As said to the other Mark already, but they have been doing that for years.. also see Arjen Lenz's reply about Sun upselling to Non GPL Licenses for years ...

Mark Callaghan's picture

#5 Mark Callaghan : upselling


I have heard stories about that. I am at least twice removed from the source so I won't repeat it. But I would expect any company about to sign an expensive deal to get an OEM license to also do the due diligence to determine whether they really need that license.

It would also not be in the best interest of Sun to make a lot of deals like that and end up with a lot of anti-reference accounts.

I also hear stories about companies who try to figure out how the GPL doesn't apply to them even though they are distributing closed-source software bundled with MySQL and I wonder whether they are the source of some stories like this. If you are bundling MySQL to sell an app, then there are legal and moral reasons for sending money to MySQL.

Kris Buytaert's picture

#6 Kris Buytaert : Not gonna go over the legal

Not gonna go over the legal and moral reasons anymore.


Arjen Lentz's picture

#7 Arjen Lentz : selfless...

See http://pbxt.blogspot.com/2009/12/montys-appeal-is-selfless.html for Paul McCullagh's (PBXT engine) take on Monty's actions. I think he's quite right. In effect, Monty Program and others position would be improved with Oracle mucking things up, so going with self interest, Monty would promote that. He doesn't, because *others* lose out.

Arjen Lentz's picture

#8 Arjen Lentz : no kris

Anyone who knows Monty knows that he tends to say what he means and means what he says. You asserting "but really Monty wants this" is IMHO unjustified and unfair. You have no track record from Monty to base this accusation on.

Removing that accusation, what are your other arguments?

Regarding support... others offer it, including Open Query and Percona. Both offer a breadth and variety of services that Sun/MySQL does not have. So, there is choice there. No need for the non-GPL licensing.
I fully agree with you that Sun/MySQL has been upselling (the dual licensing scam) to non-GPL licenses for years, I've written about this several times and it remains a serious problem in the market place. It gives OSS a bad name.

Kris Buytaert's picture

#9 Kris Buytaert : What arguments are they in favour of blocking ?

So tell me if I`m getting this right ...

If indeed, as the PBTX guy says , Monty isn't talking for himself as he will gain, then isn't he supporting the commercial version rather than the open version ?

So he is trying to engage the Open Source community to save commercial vendors of MySQL ?

Call me stupid.. but to me I see no reason why he should be blocking, as indeed .. when Oracle goes evil , Monty Program , Open Query, Percona and others will be the ones to benefit most. That is if they base they business model on services, not on dual licensing.
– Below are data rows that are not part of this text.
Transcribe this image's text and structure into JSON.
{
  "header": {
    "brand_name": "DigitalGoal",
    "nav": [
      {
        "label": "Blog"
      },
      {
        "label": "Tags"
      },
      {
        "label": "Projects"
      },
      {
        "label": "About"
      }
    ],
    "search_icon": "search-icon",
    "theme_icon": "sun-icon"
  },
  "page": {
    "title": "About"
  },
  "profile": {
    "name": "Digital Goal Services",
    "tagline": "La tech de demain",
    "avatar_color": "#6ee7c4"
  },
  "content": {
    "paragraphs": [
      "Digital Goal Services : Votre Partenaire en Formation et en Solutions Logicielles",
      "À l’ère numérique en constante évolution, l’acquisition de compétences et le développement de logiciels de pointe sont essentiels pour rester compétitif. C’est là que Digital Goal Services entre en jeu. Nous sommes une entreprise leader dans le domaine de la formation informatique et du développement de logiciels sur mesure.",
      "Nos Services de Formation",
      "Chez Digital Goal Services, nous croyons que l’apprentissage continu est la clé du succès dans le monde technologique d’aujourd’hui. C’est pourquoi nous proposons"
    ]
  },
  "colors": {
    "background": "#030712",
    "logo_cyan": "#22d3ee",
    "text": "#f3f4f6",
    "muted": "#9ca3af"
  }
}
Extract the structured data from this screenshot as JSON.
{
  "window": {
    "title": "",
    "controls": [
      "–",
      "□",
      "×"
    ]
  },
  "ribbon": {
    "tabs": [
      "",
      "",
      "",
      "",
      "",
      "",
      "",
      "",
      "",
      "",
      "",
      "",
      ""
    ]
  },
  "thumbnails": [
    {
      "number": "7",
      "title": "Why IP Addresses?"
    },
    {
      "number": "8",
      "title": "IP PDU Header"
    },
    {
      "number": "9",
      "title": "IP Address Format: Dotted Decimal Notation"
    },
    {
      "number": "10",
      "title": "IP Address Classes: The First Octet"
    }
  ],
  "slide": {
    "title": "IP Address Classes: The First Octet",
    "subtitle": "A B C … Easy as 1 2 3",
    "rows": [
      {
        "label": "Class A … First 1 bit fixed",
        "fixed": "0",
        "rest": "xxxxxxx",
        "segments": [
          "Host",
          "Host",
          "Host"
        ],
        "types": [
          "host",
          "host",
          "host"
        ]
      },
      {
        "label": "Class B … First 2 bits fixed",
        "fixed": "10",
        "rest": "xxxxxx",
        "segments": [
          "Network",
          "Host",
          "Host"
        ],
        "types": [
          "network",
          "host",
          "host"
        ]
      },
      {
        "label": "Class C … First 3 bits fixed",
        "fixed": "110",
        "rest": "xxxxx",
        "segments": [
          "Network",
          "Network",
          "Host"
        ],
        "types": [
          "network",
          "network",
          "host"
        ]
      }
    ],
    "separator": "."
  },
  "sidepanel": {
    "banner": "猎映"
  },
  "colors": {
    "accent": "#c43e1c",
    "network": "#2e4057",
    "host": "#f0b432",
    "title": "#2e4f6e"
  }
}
I see Linux distros quickly replacing MySQL with MariaSQL as default package etc.

And wouldn't it be good if that would happen sooner than later ?

What am I missing ?

Kris Buytaert's picture

#10 Kris Buytaert : Today


Today yes,
I was talking about history, some years ago when that option didnt' exist,
I recall different customer caseswhere we had that problem.

Mark Leith's picture

#11 Mark Leith : Support is available for GPL (Enterprise) and OEM/Commercial

"Yes we want support, but no we don't want a commercial license with it, we want support on the GPL version, which is a problem lots of Open Source vendors struggle with , some of them force people wanting to buy support to go for the commercial license. And it is exaclty that upselling that got MySQL in the troubles it has today ."

MySQL Support serves both Enterprise and Commercial customers. Enterprise customers get the "MySQL Enterprise Server" - which is itself a GPL version of the server, with extra releases such as Service Packs that are released quarterly, with only S1 fixes backported for stability. You do not need an OEM license for MySQL Support to work with you, just an Enterprise license..


Mark Leith
(MySQL Regional Support Manager, Americas)